* [TASK TO COMPLETE]
The answer should be each line of the records that contains the word "this"; please copy them all.

Collection entries
****************
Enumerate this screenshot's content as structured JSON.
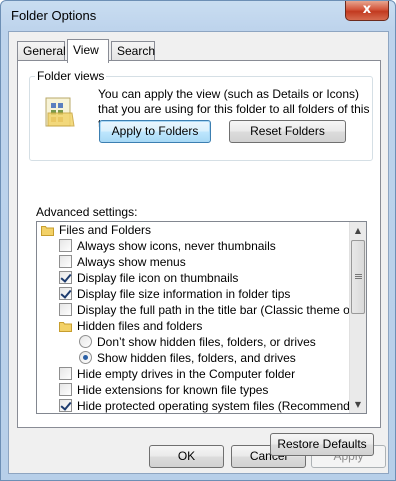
{
  "window": {
    "title": "Folder Options",
    "close_glyph": "x"
  },
  "tabs": [
    {
      "label": "General"
    },
    {
      "label": "View"
    },
    {
      "label": "Search"
    }
  ],
  "folder_views": {
    "legend": "Folder views",
    "description": "You can apply the view (such as Details or Icons) that you are using for this folder to all folders of this type.",
    "apply_label": "Apply to Folders",
    "reset_label": "Reset Folders",
    "icon": "folder-views-icon"
  },
  "advanced": {
    "label": "Advanced settings:",
    "items": [
      {
        "kind": "folder",
        "label": "Files and Folders",
        "indent": 0
      },
      {
        "kind": "checkbox",
        "label": "Always show icons, never thumbnails",
        "checked": false,
        "indent": 1
      },
      {
        "kind": "checkbox",
        "label": "Always show menus",
        "checked": false,
        "indent": 1
      },
      {
        "kind": "checkbox",
        "label": "Display file icon on thumbnails",
        "checked": true,
        "indent": 1
      },
      {
        "kind": "checkbox",
        "label": "Display file size information in folder tips",
        "checked": true,
        "indent": 1
      },
      {
        "kind": "checkbox",
        "label": "Display the full path in the title bar (Classic theme only)",
        "checked": false,
        "indent": 1
      },
      {
        "kind": "folder",
        "label": "Hidden files and folders",
        "indent": 1
      },
      {
        "kind": "radio",
        "label": "Don’t show hidden files, folders, or drives",
        "checked": false,
        "indent": 2
      },
      {
        "kind": "radio",
        "label": "Show hidden files, folders, and drives",
        "checked": true,
        "indent": 2
      },
      {
        "kind": "checkbox",
        "label": "Hide empty drives in the Computer folder",
        "checked": false,
        "indent": 1
      },
      {
        "kind": "checkbox",
        "label": "Hide extensions for known file types",
        "checked": false,
        "indent": 1
      },
      {
        "kind": "checkbox",
        "label": "Hide protected operating system files (Recommended)",
        "checked": true,
        "indent": 1
      }
    ]
  },
  "restore_label": "Restore Defaults",
  "dialog_buttons": {
    "ok": "OK",
    "cancel": "Cancel",
    "apply": "Apply"
  },
  "colors": {
    "title_bar": "#bdd3ec",
    "close_button": "#c23a20",
    "focus_border": "#3c7fb1"
  }
}
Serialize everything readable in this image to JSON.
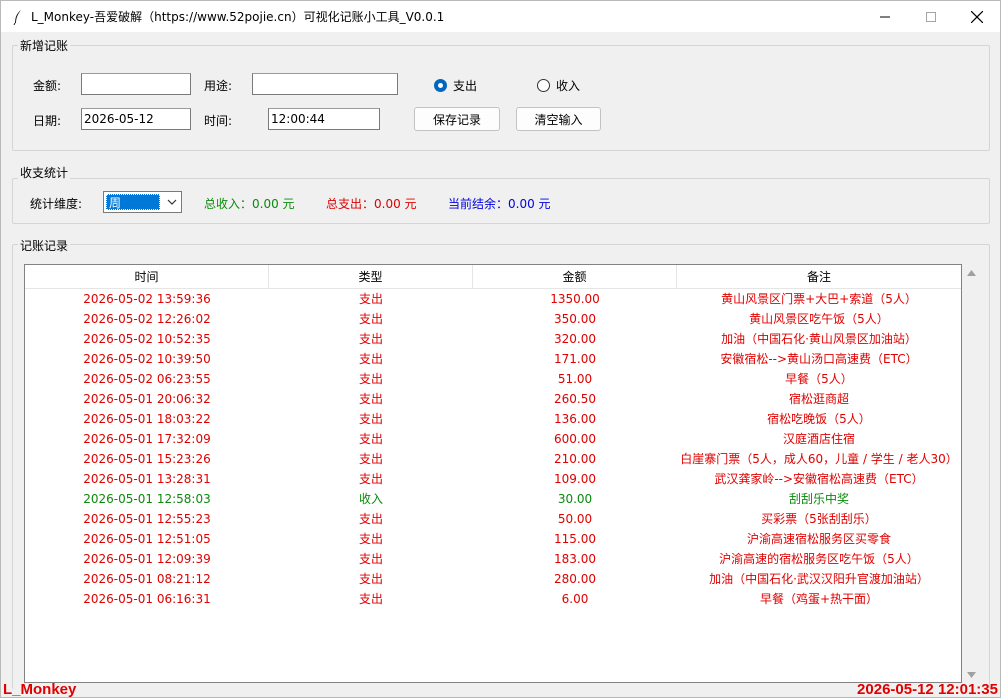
{
  "window": {
    "title": "L_Monkey-吾爱破解（https://www.52pojie.cn）可视化记账小工具_V0.0.1"
  },
  "add_group": {
    "title": "新增记账",
    "amount_label": "金额:",
    "amount_value": "",
    "purpose_label": "用途:",
    "purpose_value": "",
    "date_label": "日期:",
    "date_value": "2026-05-12",
    "time_label": "时间:",
    "time_value": "12:00:44",
    "radio_expense": "支出",
    "radio_income": "收入",
    "selected_type": "支出",
    "save_button": "保存记录",
    "clear_button": "清空输入"
  },
  "stats_group": {
    "title": "收支统计",
    "dimension_label": "统计维度:",
    "dimension_value": "周",
    "total_income": "总收入：0.00 元",
    "total_expense": "总支出：0.00 元",
    "balance": "当前结余：0.00 元",
    "colors": {
      "income": "#0a8a0a",
      "expense": "#e00000",
      "balance": "#0000e0"
    }
  },
  "records_group": {
    "title": "记账记录",
    "columns": [
      "时间",
      "类型",
      "金额",
      "备注"
    ],
    "rows": [
      {
        "time": "2026-05-02 13:59:36",
        "type": "支出",
        "amount": "1350.00",
        "note": "黄山风景区门票+大巴+索道（5人）",
        "kind": "expense"
      },
      {
        "time": "2026-05-02 12:26:02",
        "type": "支出",
        "amount": "350.00",
        "note": "黄山风景区吃午饭（5人）",
        "kind": "expense"
      },
      {
        "time": "2026-05-02 10:52:35",
        "type": "支出",
        "amount": "320.00",
        "note": "加油（中国石化·黄山风景区加油站）",
        "kind": "expense"
      },
      {
        "time": "2026-05-02 10:39:50",
        "type": "支出",
        "amount": "171.00",
        "note": "安徽宿松-->黄山汤口高速费（ETC）",
        "kind": "expense"
      },
      {
        "time": "2026-05-02 06:23:55",
        "type": "支出",
        "amount": "51.00",
        "note": "早餐（5人）",
        "kind": "expense"
      },
      {
        "time": "2026-05-01 20:06:32",
        "type": "支出",
        "amount": "260.50",
        "note": "宿松逛商超",
        "kind": "expense"
      },
      {
        "time": "2026-05-01 18:03:22",
        "type": "支出",
        "amount": "136.00",
        "note": "宿松吃晚饭（5人）",
        "kind": "expense"
      },
      {
        "time": "2026-05-01 17:32:09",
        "type": "支出",
        "amount": "600.00",
        "note": "汉庭酒店住宿",
        "kind": "expense"
      },
      {
        "time": "2026-05-01 15:23:26",
        "type": "支出",
        "amount": "210.00",
        "note": "白崖寨门票（5人，成人60，儿童 / 学生 / 老人30）",
        "kind": "expense"
      },
      {
        "time": "2026-05-01 13:28:31",
        "type": "支出",
        "amount": "109.00",
        "note": "武汉龚家岭-->安徽宿松高速费（ETC）",
        "kind": "expense"
      },
      {
        "time": "2026-05-01 12:58:03",
        "type": "收入",
        "amount": "30.00",
        "note": "刮刮乐中奖",
        "kind": "income"
      },
      {
        "time": "2026-05-01 12:55:23",
        "type": "支出",
        "amount": "50.00",
        "note": "买彩票（5张刮刮乐）",
        "kind": "expense"
      },
      {
        "time": "2026-05-01 12:51:05",
        "type": "支出",
        "amount": "115.00",
        "note": "沪渝高速宿松服务区买零食",
        "kind": "expense"
      },
      {
        "time": "2026-05-01 12:09:39",
        "type": "支出",
        "amount": "183.00",
        "note": "沪渝高速的宿松服务区吃午饭（5人）",
        "kind": "expense"
      },
      {
        "time": "2026-05-01 08:21:12",
        "type": "支出",
        "amount": "280.00",
        "note": "加油（中国石化·武汉汉阳升官渡加油站）",
        "kind": "expense"
      },
      {
        "time": "2026-05-01 06:16:31",
        "type": "支出",
        "amount": "6.00",
        "note": "早餐（鸡蛋+热干面）",
        "kind": "expense"
      }
    ]
  },
  "footer": {
    "left": "L_Monkey",
    "right": "2026-05-12 12:01:35"
  }
}
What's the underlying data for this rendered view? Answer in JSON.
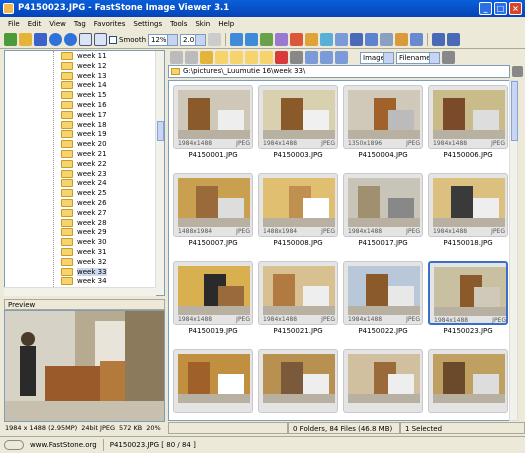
{
  "window": {
    "title": "P4150023.JPG - FastStone Image Viewer 3.1"
  },
  "menu": [
    "File",
    "Edit",
    "View",
    "Tag",
    "Favorites",
    "Settings",
    "Tools",
    "Skin",
    "Help"
  ],
  "toolbar": {
    "smooth_label": "Smooth",
    "zoom_value": "12%",
    "ratio_value": "2.0"
  },
  "tree": {
    "items": [
      "week 11",
      "week 12",
      "week 13",
      "week 14",
      "week 15",
      "week 16",
      "week 17",
      "week 18",
      "week 19",
      "week 20",
      "week 21",
      "week 22",
      "week 23",
      "week 24",
      "week 25",
      "week 26",
      "week 27",
      "week 28",
      "week 29",
      "week 30",
      "week 31",
      "week 32",
      "week 33",
      "week 34"
    ],
    "selected": "week 33"
  },
  "preview": {
    "title": "Preview"
  },
  "image_info": {
    "dims": "1984 x 1488 (2.95MP)",
    "depth": "24bit JPEG",
    "size": "572 KB",
    "zoom": "20%"
  },
  "browser": {
    "filter": "Images",
    "sort": "Filename",
    "path": "G:\\pictures\\_Luumutie 16\\week 33\\"
  },
  "thumbnails": [
    {
      "name": "P4150001.JPG",
      "dims": "1984x1488",
      "type": "JPEG"
    },
    {
      "name": "P4150003.JPG",
      "dims": "1984x1488",
      "type": "JPEG"
    },
    {
      "name": "P4150004.JPG",
      "dims": "1350x1896",
      "type": "JPEG"
    },
    {
      "name": "P4150006.JPG",
      "dims": "1984x1488",
      "type": "JPEG"
    },
    {
      "name": "P4150007.JPG",
      "dims": "1488x1984",
      "type": "JPEG"
    },
    {
      "name": "P4150008.JPG",
      "dims": "1488x1984",
      "type": "JPEG"
    },
    {
      "name": "P4150017.JPG",
      "dims": "1984x1488",
      "type": "JPEG"
    },
    {
      "name": "P4150018.JPG",
      "dims": "1984x1488",
      "type": "JPEG"
    },
    {
      "name": "P4150019.JPG",
      "dims": "1984x1488",
      "type": "JPEG"
    },
    {
      "name": "P4150021.JPG",
      "dims": "1984x1488",
      "type": "JPEG"
    },
    {
      "name": "P4150022.JPG",
      "dims": "1984x1488",
      "type": "JPEG"
    },
    {
      "name": "P4150023.JPG",
      "dims": "1984x1488",
      "type": "JPEG"
    },
    {
      "name": "",
      "dims": "",
      "type": ""
    },
    {
      "name": "",
      "dims": "",
      "type": ""
    },
    {
      "name": "",
      "dims": "",
      "type": ""
    },
    {
      "name": "",
      "dims": "",
      "type": ""
    }
  ],
  "selected_thumb": "P4150023.JPG",
  "status": {
    "folders": "0 Folders, 84 Files (46.8 MB)",
    "selected": "1 Selected"
  },
  "bottom": {
    "site": "www.FastStone.org",
    "current": "P4150023.JPG [ 80 / 84 ]"
  },
  "colors": {
    "title_bg": "#0a5fd8",
    "selection": "#3a6fc9",
    "folder": "#f6d36b"
  }
}
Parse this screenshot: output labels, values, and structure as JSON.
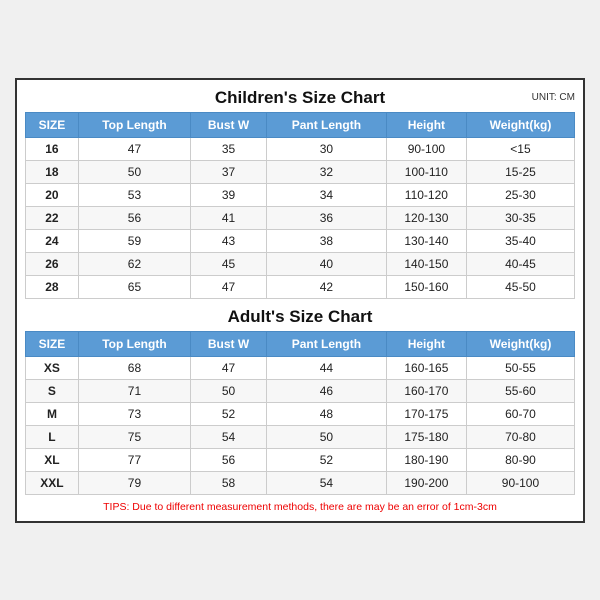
{
  "children": {
    "title": "Children's Size Chart",
    "unit": "UNIT: CM",
    "headers": [
      "SIZE",
      "Top Length",
      "Bust W",
      "Pant Length",
      "Height",
      "Weight(kg)"
    ],
    "rows": [
      [
        "16",
        "47",
        "35",
        "30",
        "90-100",
        "<15"
      ],
      [
        "18",
        "50",
        "37",
        "32",
        "100-110",
        "15-25"
      ],
      [
        "20",
        "53",
        "39",
        "34",
        "110-120",
        "25-30"
      ],
      [
        "22",
        "56",
        "41",
        "36",
        "120-130",
        "30-35"
      ],
      [
        "24",
        "59",
        "43",
        "38",
        "130-140",
        "35-40"
      ],
      [
        "26",
        "62",
        "45",
        "40",
        "140-150",
        "40-45"
      ],
      [
        "28",
        "65",
        "47",
        "42",
        "150-160",
        "45-50"
      ]
    ]
  },
  "adult": {
    "title": "Adult's Size Chart",
    "headers": [
      "SIZE",
      "Top Length",
      "Bust W",
      "Pant Length",
      "Height",
      "Weight(kg)"
    ],
    "rows": [
      [
        "XS",
        "68",
        "47",
        "44",
        "160-165",
        "50-55"
      ],
      [
        "S",
        "71",
        "50",
        "46",
        "160-170",
        "55-60"
      ],
      [
        "M",
        "73",
        "52",
        "48",
        "170-175",
        "60-70"
      ],
      [
        "L",
        "75",
        "54",
        "50",
        "175-180",
        "70-80"
      ],
      [
        "XL",
        "77",
        "56",
        "52",
        "180-190",
        "80-90"
      ],
      [
        "XXL",
        "79",
        "58",
        "54",
        "190-200",
        "90-100"
      ]
    ]
  },
  "tips": "TIPS: Due to different measurement methods, there are may be an error of 1cm-3cm"
}
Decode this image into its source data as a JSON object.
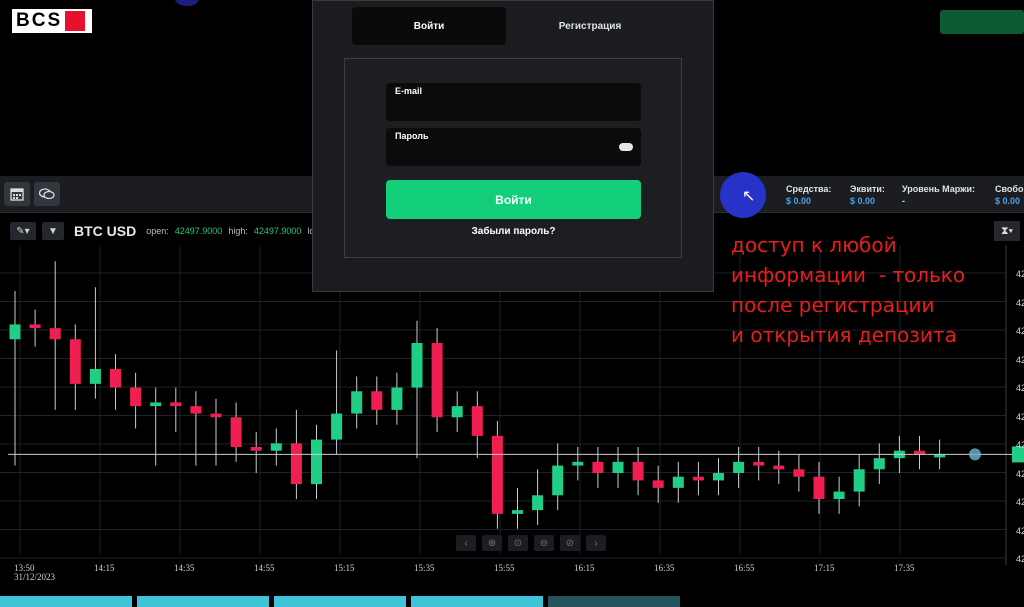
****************
* [TASK SOLUTION]
Enumerate this screenshot's content as structured JSON.
    "description": "You can apply the view (such as Details or Icons) that you are using for this folder to all folders of this type.",
Serialize everything readable in this image to JSON.
What's the underlying data for this rendered view? Answer in JSON.
Parse this screenshot: output labels, values, and structure as JSON.
Decode this image into its source data as a JSON object.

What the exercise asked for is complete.